compared even when they did not directly interact. Guyer examines a series of comparisons and contrasts: their arguments and conclusions on a range of metaphysical issues, including proofs of the existence of God, immortality, and idealism; their shared interests in aesthetics; and their path-breaking work on the
"religion of reason" and the separation of church and state. Setting the work of both philosophers in historical context, Guyer shows that, where Kant sometimes provides deeper insight into the underlying structure of human thought, Mendelssohn is often the deeper student of the variety of human experience. This is evident above all in their treatments of aesthetics and religion: Mendelssohn recognizes more deeply than Kant the emotional impact of art, and while Kant imagines that organized
religion will one day be superseded by pure morality, Mendelssohn argued that organized religion in all its varieties seems here to stay, and so toleration for religious variety is an inescapable requirement of human morality. Based on an exhaustive study of a wide range of texts, this study

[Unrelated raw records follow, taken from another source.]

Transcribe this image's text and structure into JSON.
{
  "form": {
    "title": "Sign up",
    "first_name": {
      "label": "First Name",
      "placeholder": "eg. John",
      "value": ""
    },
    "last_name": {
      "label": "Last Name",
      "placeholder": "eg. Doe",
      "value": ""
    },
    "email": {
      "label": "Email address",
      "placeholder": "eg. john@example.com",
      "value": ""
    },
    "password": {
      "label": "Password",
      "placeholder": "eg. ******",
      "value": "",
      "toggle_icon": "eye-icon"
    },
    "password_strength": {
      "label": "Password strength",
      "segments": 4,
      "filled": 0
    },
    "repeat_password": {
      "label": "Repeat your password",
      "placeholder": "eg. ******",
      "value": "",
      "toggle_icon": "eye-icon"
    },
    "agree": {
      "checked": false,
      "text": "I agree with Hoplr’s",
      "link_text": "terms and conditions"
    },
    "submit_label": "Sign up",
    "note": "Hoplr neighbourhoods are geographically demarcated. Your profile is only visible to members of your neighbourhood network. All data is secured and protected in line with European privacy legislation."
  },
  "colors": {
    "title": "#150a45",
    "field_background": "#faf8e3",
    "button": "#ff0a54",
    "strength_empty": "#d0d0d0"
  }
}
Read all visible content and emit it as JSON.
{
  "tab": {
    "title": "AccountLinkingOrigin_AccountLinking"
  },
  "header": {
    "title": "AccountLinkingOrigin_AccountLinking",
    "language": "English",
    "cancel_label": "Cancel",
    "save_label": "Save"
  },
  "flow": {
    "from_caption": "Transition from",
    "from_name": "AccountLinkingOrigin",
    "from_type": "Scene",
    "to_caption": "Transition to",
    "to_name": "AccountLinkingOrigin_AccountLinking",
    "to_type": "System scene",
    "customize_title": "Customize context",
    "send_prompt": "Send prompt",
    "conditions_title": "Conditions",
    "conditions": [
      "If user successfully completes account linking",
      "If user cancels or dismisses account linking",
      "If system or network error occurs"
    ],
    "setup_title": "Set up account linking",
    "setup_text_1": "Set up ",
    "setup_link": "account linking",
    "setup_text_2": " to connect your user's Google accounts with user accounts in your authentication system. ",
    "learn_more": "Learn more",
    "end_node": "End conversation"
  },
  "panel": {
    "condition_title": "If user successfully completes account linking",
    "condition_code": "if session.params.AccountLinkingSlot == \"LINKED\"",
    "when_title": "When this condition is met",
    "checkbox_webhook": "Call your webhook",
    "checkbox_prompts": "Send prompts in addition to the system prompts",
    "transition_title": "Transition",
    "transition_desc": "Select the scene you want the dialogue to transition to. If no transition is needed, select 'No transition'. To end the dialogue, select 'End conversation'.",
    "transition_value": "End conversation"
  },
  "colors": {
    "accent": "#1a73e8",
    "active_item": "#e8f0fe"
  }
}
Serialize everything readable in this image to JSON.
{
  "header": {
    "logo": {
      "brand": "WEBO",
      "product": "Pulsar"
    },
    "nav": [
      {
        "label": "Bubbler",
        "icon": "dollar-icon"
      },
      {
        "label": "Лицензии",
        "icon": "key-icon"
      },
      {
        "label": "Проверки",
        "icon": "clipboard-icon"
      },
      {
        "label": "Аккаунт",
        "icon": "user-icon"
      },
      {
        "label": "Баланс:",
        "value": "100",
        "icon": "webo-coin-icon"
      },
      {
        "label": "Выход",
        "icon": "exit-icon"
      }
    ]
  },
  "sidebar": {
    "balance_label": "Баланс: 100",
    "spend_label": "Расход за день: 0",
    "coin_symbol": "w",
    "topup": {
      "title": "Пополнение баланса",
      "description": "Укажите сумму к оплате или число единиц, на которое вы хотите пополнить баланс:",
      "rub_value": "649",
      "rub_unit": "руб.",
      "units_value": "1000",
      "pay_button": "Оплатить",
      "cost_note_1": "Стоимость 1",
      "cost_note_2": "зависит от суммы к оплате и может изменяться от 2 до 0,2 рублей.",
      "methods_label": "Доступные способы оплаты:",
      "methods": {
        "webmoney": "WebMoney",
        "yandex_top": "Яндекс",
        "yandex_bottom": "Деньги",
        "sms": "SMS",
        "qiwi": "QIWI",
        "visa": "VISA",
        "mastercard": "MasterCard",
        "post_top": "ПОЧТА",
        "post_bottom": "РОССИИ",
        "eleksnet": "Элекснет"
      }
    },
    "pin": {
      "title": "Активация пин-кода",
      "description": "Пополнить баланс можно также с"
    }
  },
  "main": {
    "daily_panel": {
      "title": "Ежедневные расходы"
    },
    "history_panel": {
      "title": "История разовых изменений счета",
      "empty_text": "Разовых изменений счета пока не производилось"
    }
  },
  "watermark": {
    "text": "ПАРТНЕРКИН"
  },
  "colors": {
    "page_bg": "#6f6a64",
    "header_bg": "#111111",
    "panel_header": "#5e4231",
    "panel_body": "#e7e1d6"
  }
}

demonstrates the on-going relevance of Kant and Mendelssohn to modern thought.